In 2014, an unprecedented outbreak of Ebola virus disease in Liberia, Sierra Leone, and Guinea shined a harsh spotlight on global capacity to deal effectively with a fast-moving epidemic that crossed international borders. By the end of July, the outbreak had started to overwhelm health care systems in all three affected countries. In Liberia, health centers began to close, and President Ellen Sirleaf appealed for help from the United States. President Barack Obama tasked USAID’s Office of US Foreign Disaster Assistance (OFDA) to lead an interagency response. From early August 2014 to January 2016, an OFDA Disaster Assistance Response Team, or DART, deployed to Liberia to help coordinate efforts to stop the spread of infection. The DART was the first to involve a large-scale partnership with the US Centers for Disease Control and Prevention (CDC) to combat an infectious disease outbreak. Although the deployment, which scaled up earlier assistance, took place five months after the first reported cases and required extensive adaptation of standard practices, it succeeded in helping bring the epidemic under control: the total number of people infected—28,616—was well below the potential levels predicted by the CDC’s models. This US–focused case study highlights the challenges of making an interagency process work in the context of an infectious disease outbreak in areas where health systems are weak.

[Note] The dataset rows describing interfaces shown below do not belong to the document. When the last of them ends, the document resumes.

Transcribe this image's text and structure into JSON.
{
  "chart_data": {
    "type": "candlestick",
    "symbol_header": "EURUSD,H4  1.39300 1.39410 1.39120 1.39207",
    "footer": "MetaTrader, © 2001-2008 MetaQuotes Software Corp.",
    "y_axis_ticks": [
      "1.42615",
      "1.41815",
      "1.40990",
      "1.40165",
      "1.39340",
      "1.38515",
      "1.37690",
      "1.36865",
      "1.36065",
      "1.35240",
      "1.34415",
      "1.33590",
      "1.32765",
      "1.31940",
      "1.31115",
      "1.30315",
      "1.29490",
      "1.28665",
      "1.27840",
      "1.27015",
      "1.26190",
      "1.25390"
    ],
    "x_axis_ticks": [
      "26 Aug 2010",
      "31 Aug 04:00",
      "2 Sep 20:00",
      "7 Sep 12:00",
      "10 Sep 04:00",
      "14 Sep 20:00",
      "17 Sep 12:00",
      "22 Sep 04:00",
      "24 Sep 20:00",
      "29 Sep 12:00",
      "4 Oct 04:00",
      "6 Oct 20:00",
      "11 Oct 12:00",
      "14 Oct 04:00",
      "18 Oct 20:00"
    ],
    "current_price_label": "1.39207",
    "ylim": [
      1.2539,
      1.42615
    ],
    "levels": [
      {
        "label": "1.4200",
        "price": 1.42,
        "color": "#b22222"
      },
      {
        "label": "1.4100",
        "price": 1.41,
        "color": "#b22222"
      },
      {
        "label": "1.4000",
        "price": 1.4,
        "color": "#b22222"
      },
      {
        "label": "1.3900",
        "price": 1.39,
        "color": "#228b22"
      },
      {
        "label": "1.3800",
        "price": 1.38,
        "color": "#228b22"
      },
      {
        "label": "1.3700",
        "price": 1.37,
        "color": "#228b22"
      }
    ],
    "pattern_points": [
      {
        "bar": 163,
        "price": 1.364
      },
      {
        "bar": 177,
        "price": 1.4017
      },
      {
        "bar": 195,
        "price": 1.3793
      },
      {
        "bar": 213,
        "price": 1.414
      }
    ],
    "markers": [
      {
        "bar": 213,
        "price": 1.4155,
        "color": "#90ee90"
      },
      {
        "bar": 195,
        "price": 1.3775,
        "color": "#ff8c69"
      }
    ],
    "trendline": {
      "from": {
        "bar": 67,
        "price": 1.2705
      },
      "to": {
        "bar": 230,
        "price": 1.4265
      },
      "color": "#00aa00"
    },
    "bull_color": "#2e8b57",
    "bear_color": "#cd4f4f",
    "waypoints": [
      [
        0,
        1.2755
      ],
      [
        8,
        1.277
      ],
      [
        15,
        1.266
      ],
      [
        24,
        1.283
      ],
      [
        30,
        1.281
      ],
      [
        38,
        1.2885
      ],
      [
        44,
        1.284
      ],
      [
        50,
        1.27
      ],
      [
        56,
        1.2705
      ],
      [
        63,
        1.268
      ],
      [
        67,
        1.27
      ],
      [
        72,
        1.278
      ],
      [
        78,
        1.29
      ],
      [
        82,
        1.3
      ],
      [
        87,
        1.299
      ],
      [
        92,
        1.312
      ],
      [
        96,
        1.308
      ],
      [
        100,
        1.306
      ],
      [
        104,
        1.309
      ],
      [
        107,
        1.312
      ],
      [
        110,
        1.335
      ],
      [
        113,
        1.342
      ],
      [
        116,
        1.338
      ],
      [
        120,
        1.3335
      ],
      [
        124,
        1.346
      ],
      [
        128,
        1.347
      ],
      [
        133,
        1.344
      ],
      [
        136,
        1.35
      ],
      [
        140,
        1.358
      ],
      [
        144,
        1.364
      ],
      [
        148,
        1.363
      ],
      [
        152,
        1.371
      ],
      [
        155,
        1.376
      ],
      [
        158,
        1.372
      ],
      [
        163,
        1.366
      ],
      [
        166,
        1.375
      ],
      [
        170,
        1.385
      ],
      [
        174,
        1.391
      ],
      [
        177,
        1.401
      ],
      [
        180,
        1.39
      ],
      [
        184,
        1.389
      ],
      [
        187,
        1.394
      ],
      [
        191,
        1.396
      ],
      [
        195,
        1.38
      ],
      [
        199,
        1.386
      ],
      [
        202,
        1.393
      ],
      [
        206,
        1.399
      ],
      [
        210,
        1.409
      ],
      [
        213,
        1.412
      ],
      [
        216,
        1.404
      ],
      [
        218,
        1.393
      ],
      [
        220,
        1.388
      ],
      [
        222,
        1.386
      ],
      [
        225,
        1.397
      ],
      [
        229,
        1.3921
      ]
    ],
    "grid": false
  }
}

Jennifer Widner drafted this case study based on interviews from August 2016 to August 2017. The case is part of a series about the Liberian response to the 2014 Ebola outbreak, available through the Innovations for Successful Societies website. Case published June 2018. IBM’s Center for The Business of Government helped finance this case study.